[Entries from a dataset of interfaces]
= = =
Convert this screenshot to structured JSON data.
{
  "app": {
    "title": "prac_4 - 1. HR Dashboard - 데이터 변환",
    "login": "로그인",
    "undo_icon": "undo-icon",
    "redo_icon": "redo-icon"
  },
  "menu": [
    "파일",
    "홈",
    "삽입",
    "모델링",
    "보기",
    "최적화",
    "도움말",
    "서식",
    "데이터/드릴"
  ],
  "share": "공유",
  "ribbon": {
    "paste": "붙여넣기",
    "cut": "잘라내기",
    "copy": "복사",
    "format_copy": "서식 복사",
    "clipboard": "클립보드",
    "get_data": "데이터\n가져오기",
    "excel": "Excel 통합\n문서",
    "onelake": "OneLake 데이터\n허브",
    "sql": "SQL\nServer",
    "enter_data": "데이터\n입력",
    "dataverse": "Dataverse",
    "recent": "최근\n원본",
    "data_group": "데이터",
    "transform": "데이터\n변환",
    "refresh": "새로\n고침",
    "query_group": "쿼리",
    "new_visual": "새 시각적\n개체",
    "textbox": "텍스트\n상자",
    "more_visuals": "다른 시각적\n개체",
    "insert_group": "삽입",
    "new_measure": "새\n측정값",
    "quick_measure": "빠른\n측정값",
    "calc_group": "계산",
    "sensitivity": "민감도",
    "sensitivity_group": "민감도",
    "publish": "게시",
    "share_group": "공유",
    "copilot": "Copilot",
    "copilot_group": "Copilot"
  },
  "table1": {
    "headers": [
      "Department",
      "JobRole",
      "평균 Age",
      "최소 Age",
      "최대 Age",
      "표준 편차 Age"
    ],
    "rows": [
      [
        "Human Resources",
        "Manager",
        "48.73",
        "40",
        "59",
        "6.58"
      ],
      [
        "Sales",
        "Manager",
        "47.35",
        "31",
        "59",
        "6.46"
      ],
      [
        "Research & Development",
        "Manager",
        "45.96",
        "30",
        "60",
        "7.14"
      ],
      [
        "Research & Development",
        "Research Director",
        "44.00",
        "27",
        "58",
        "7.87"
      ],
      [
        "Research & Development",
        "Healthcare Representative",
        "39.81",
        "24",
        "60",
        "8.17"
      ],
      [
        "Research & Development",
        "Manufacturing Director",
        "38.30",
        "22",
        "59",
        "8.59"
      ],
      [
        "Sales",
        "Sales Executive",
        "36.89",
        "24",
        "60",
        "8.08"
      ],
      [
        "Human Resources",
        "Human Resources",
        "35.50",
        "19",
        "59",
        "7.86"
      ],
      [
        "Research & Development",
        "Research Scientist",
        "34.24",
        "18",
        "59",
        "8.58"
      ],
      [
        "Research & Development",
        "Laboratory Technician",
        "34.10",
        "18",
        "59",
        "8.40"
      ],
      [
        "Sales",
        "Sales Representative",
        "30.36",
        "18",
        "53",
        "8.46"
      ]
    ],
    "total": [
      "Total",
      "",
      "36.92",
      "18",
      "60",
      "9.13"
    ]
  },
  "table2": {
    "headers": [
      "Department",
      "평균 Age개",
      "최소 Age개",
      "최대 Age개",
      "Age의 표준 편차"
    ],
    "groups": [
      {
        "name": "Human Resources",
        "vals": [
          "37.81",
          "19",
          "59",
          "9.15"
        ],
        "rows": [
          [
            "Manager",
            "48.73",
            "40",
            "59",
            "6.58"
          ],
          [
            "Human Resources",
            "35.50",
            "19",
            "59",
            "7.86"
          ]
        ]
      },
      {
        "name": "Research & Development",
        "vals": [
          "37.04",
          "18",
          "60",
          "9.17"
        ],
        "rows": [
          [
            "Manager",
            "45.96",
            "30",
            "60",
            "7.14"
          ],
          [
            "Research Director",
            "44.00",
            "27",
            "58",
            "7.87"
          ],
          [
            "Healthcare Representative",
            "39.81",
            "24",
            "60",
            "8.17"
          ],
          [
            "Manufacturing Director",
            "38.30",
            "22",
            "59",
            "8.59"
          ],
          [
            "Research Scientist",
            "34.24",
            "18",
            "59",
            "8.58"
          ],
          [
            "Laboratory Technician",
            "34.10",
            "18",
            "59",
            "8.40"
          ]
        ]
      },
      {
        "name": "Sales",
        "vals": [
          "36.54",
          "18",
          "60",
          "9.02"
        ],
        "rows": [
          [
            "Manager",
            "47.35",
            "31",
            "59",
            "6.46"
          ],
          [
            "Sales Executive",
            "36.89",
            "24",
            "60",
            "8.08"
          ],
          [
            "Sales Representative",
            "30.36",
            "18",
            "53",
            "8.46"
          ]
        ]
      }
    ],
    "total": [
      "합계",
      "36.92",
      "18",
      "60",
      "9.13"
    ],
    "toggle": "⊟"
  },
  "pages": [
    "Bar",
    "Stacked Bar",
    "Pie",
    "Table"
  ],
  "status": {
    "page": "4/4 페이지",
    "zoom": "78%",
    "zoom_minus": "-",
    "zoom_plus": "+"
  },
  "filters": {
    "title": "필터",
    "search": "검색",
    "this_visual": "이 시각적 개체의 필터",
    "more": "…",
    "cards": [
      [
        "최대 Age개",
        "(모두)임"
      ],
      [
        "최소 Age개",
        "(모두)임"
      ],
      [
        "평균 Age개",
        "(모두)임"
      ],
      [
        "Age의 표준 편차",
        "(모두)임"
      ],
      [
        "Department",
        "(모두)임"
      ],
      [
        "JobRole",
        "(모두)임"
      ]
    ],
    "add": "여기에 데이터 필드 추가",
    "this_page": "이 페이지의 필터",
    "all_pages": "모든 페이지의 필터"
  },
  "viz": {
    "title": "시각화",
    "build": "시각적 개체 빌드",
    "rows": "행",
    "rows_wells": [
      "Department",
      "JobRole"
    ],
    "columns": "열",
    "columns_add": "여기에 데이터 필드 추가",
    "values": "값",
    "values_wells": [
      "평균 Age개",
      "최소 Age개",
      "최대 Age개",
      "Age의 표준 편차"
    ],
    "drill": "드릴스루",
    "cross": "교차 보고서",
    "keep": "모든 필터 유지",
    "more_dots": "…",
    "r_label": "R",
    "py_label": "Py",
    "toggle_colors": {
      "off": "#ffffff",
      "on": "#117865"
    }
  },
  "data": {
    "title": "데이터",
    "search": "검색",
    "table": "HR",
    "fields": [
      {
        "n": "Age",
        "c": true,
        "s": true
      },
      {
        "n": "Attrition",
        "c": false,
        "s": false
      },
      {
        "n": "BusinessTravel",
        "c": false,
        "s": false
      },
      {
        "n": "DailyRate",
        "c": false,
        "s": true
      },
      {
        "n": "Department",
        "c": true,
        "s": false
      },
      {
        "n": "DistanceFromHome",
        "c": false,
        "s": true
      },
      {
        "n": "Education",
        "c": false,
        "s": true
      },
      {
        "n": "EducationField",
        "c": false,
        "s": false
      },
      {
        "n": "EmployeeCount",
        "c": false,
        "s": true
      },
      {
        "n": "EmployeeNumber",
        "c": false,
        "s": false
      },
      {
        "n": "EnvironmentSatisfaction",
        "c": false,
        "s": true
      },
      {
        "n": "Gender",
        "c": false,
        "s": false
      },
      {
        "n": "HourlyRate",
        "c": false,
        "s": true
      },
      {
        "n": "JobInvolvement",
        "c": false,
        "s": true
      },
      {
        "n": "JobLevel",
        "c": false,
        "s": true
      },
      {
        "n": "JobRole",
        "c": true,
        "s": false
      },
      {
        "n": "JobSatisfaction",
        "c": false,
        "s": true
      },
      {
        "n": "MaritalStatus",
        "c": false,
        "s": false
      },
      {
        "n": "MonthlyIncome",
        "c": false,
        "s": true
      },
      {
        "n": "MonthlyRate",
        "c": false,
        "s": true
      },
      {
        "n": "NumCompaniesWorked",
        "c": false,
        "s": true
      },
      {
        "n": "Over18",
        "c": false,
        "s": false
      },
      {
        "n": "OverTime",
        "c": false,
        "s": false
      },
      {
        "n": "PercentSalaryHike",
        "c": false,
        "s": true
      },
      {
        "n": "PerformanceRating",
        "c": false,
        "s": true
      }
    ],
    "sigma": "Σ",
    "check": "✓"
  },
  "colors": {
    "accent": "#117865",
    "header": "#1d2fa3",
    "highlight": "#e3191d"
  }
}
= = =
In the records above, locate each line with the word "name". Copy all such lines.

» **Answer to this exercise**
        "name": "Human Resources",
        "name": "Research & Development",
        "name": "Sales",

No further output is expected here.